Catalan Christmas meals
Families tend to gather on Christmas Eve, Christmas Day and Boxing Day, which here is known as Sant Esteve. And of course, they also tend to eat a lot, as it’s done almost everywhere else on these dates. On the night of the 24th, it is typical to have “escudella amb carn d’olla”, which is slow-cooked meat served with its stock and big pasta shells, known as “galets”. If there are any leftovers of the meat (or even if there aren’t), they will be used for the Boxing Day cannelloni that most families eat on the 26th. There is no specific dessert, but after any meal “turrón” will be served. “Turrones” are thick ingots of nougat that have different flavours (even though the chocolate ones are always the winners).
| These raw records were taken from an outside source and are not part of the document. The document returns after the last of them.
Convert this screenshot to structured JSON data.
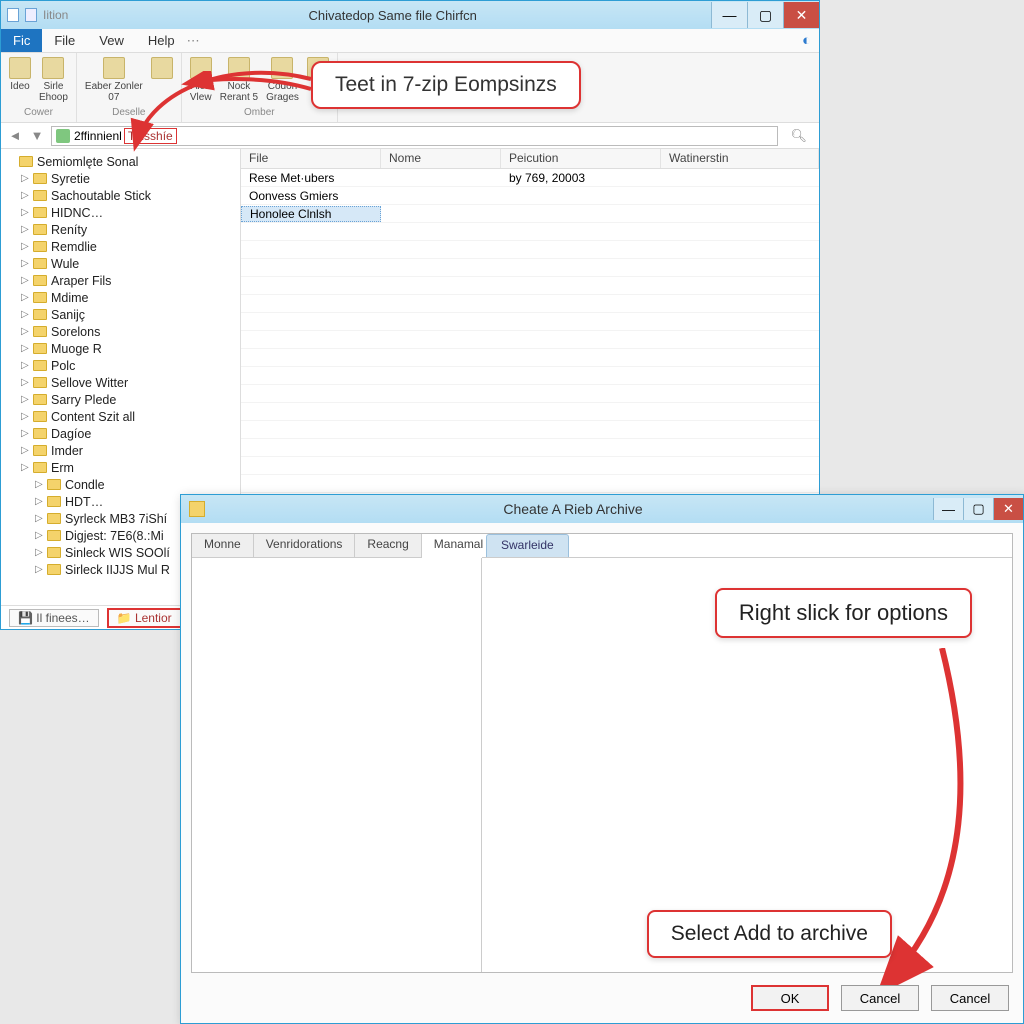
{
  "main_window": {
    "quick_icons": [
      "doc-icon",
      "page-icon"
    ],
    "quick_label": "Iition",
    "title": "Chivatedop Same file Chirfcn",
    "menubar": {
      "items": [
        "Fic",
        "File",
        "Vew",
        "Help"
      ],
      "active_index": 0
    },
    "ribbon": {
      "groups": [
        {
          "label": "Cower",
          "buttons": [
            {
              "l1": "Ideo",
              "l2": ""
            },
            {
              "l1": "Sirle",
              "l2": "Ehoop"
            }
          ]
        },
        {
          "label": "Deselle",
          "buttons": [
            {
              "l1": "Eaber Zonler",
              "l2": "07"
            },
            {
              "l1": "",
              "l2": ""
            }
          ]
        },
        {
          "label": "Omber",
          "buttons": [
            {
              "l1": "Alen",
              "l2": "Vlew"
            },
            {
              "l1": "Nock",
              "l2": "Rerant 5"
            },
            {
              "l1": "Codon",
              "l2": "Grages"
            },
            {
              "l1": "",
              "l2": ""
            }
          ]
        }
      ],
      "callout": "Teet in 7-zip Eompsinzs"
    },
    "address": {
      "prefix": "2ffinnienl",
      "hot": "Tinsshíe"
    },
    "tree": [
      {
        "d": 0,
        "t": "Semiomlęte Sonal"
      },
      {
        "d": 1,
        "t": "Syretie"
      },
      {
        "d": 1,
        "t": "Sachoutable Stick"
      },
      {
        "d": 1,
        "t": "HIDNC…"
      },
      {
        "d": 1,
        "t": "Reníty"
      },
      {
        "d": 1,
        "t": "Remdlie"
      },
      {
        "d": 1,
        "t": "Wule"
      },
      {
        "d": 1,
        "t": "Araper Fils"
      },
      {
        "d": 1,
        "t": "Mdime"
      },
      {
        "d": 1,
        "t": "Sanijç"
      },
      {
        "d": 1,
        "t": "Sorelons"
      },
      {
        "d": 1,
        "t": "Muoge R"
      },
      {
        "d": 1,
        "t": "Polc"
      },
      {
        "d": 1,
        "t": "Sellove Witter"
      },
      {
        "d": 1,
        "t": "Sarry Plede"
      },
      {
        "d": 1,
        "t": "Content Szit all"
      },
      {
        "d": 1,
        "t": "Dagíoe"
      },
      {
        "d": 1,
        "t": "Imder"
      },
      {
        "d": 1,
        "t": "Erm"
      },
      {
        "d": 2,
        "t": "Condle"
      },
      {
        "d": 2,
        "t": "HDT…"
      },
      {
        "d": 2,
        "t": "Syrleck MB3 7iShí"
      },
      {
        "d": 2,
        "t": "Digjest: 7E6(8.:Mi"
      },
      {
        "d": 2,
        "t": "Sinleck WIS SOOlí"
      },
      {
        "d": 2,
        "t": "Sirleck IIJJS Mul R"
      }
    ],
    "columns": [
      "File",
      "Nome",
      "Peicution",
      "Watinerstin"
    ],
    "rows": [
      {
        "c1": "Rese Met·ubers",
        "c2": "",
        "c3": "by 769, 20003",
        "c4": ""
      },
      {
        "c1": "Oonvess Gmiers",
        "c2": "",
        "c3": "",
        "c4": ""
      },
      {
        "c1": "Honolee Clnlsh",
        "c2": "",
        "c3": "",
        "c4": "",
        "selected": true
      }
    ],
    "status": {
      "left": "Il finees…",
      "hot": "Lentior"
    }
  },
  "dialog": {
    "title": "Cheate A Rieb Archive",
    "left_tabs": [
      "Monne",
      "Venridorations",
      "Reacng",
      "Manamal"
    ],
    "left_active": 3,
    "right_tab": "Swarleide",
    "callout_top": "Right slick for options",
    "callout_bottom": "Select Add to archive",
    "buttons": {
      "ok": "OK",
      "cancel1": "Cancel",
      "cancel2": "Cancel"
    }
  }
}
There is another occasion families celebrate too: the King’s Day (literal translation). And this is not what you think, but we’ll explain it bellow. On this day, which is the 6th of January, the dessert is the “Tortell de Reis”. There are different recipes, but the typical one is like a big brioche on the shape of a ring, with candied fruits on top. The fun bit is that it also includes surprises on the inside and, depending on what you get, you will be named king or queen while wearing a cardboard crown, or you will have to pay for the “tortell”.
The Three Magic Kings or the Three Wise Men
This is one of the most beautiful and magic nights for children in Catalonia and Spain. As we mentioned before, kids get to have presents “given” by the Christmas log (Tió) on the 25th. And some more presents are also brought by Santa Claus, who has been arriving to town on recent years. However, the biggest day -or night, actually- when it comes to Christmas presents is the 5th of January. That’s the night when the Three Magic Kings come to bring presents to all the children, who will find them on the next morning. There will also be a lump of coal made of sugar for those kids who haven’t behaved properly during the previous year. On the evening of the 5th, the Magic Kings have a parade on every city (remember, they are magic so they can do it) and all the kids go to see them and their helpers, the pages, who help collect the kid’s wish-lists.
As you can see, there are many Christmas traditions and fun things to do on this season in Barcelona, so don’t miss it! Book one of our apartments and live a different festive season while feeling at home.
Header image: Mira Bozhko